Ignoring the pictures, copy the data exactly.

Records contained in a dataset
______

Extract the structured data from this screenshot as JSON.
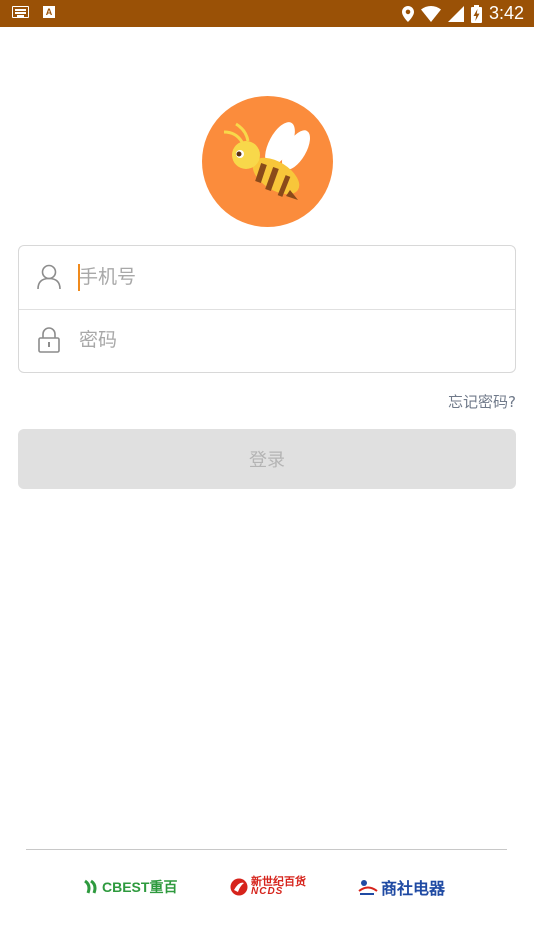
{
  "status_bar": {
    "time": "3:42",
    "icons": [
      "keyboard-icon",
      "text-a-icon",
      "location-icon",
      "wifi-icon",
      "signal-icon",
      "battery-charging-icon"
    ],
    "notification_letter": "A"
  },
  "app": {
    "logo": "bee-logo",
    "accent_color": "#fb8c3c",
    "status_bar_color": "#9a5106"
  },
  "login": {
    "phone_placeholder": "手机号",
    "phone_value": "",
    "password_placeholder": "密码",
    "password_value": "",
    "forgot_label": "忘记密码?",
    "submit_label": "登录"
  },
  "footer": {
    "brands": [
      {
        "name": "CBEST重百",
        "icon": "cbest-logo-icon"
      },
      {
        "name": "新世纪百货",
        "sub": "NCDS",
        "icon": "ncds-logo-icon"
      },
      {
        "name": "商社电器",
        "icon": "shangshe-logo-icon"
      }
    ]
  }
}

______

* _ANSWER_
Extract the structured data from this screenshot as JSON.
{
  "status_bar": {
    "time": "3:42",
    "icons": [
      "keyboard-icon",
      "text-a-icon",
      "location-icon",
      "wifi-icon",
      "signal-icon",
      "battery-charging-icon"
    ],
    "notification_letter": "A"
  },
  "app": {
    "logo": "bee-logo",
    "accent_color": "#fb8c3c",
    "status_bar_color": "#9a5106"
  },
  "login": {
    "phone_placeholder": "手机号",
    "phone_value": "",
    "password_placeholder": "密码",
    "password_value": "",
    "forgot_label": "忘记密码?",
    "submit_label": "登录"
  },
  "footer": {
    "brands": [
      {
        "name": "CBEST重百",
        "icon": "cbest-logo-icon"
      },
      {
        "name": "新世纪百货",
        "sub": "NCDS",
        "icon": "ncds-logo-icon"
      },
      {
        "name": "商社电器",
        "icon": "shangshe-logo-icon"
      }
    ]
  }
}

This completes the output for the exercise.